In this controversial book, Keith Krehbiel investigates and casts doubt upon a view of Congress held by many academics, journalists, and members of the lay public: that Congress is organized primarily to facilitate logrolling or "gains from trade" between legislators. The author puts forward an alternative "informational" theory that, unlike previous formal theories, highlights institutional needs and individual incentives for acquiring policy expertise. Using games with incomplete information, Krehbiel derives a set of unique and testable predictions about the organization of legislatures—including the composition of committees and the procedures under which legislation is considered.
Krehbiel's creative illustrations and nonmathematical presentation of formal theories make this book accessible to a diverse set of readers. The political relevance and testability of games with incomplete information will be appreciated by game theorists and economists, while the book's findings make it essential reading for political scientists who study American politics, political institutions, or democratic legislatures.

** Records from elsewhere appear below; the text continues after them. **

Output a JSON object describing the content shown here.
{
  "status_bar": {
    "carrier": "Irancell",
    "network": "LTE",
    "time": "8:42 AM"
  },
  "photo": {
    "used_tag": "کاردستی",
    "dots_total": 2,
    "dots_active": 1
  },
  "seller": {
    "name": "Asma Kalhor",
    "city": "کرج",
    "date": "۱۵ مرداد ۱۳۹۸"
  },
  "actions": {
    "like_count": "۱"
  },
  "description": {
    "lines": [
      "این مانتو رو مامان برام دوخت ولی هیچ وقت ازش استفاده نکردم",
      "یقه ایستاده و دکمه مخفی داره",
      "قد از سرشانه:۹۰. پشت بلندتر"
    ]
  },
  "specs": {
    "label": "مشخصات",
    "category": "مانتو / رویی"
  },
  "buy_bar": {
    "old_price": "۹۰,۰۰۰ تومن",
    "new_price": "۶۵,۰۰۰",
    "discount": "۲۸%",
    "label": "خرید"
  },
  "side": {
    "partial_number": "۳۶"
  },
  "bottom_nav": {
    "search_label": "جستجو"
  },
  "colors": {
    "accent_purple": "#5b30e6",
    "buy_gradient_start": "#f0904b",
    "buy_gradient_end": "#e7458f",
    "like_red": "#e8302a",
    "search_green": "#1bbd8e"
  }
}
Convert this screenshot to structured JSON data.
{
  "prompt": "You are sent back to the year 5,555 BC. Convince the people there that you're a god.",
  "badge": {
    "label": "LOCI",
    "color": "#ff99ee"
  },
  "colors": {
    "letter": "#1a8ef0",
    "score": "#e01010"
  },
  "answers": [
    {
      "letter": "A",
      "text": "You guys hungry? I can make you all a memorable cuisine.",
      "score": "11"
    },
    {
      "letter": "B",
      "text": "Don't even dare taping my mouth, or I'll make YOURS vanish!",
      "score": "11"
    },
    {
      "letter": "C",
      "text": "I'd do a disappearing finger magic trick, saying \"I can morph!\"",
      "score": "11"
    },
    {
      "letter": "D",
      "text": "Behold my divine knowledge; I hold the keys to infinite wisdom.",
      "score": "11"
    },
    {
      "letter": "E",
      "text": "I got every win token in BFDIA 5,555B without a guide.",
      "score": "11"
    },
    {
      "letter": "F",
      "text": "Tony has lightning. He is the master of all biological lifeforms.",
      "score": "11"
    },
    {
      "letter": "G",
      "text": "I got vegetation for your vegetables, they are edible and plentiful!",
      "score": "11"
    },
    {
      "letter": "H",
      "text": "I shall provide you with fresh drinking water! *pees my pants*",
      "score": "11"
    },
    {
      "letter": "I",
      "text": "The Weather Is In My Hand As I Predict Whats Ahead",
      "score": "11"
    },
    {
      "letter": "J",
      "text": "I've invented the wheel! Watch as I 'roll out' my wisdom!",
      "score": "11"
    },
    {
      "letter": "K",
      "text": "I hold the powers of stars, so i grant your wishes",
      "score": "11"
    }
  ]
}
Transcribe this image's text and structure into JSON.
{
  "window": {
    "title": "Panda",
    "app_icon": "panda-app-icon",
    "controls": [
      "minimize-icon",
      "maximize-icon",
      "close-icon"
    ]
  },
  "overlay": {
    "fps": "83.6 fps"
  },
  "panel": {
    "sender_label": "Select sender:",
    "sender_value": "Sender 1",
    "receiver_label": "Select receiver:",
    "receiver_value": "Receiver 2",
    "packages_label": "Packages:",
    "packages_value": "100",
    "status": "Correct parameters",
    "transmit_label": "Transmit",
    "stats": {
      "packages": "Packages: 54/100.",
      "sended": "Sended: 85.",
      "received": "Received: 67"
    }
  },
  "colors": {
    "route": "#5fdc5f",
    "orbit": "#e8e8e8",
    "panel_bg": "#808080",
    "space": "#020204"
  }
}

Winner: Legislative Studies Section of the American Political Science Association's 1992 Richard F. Fenno, Jr. Prize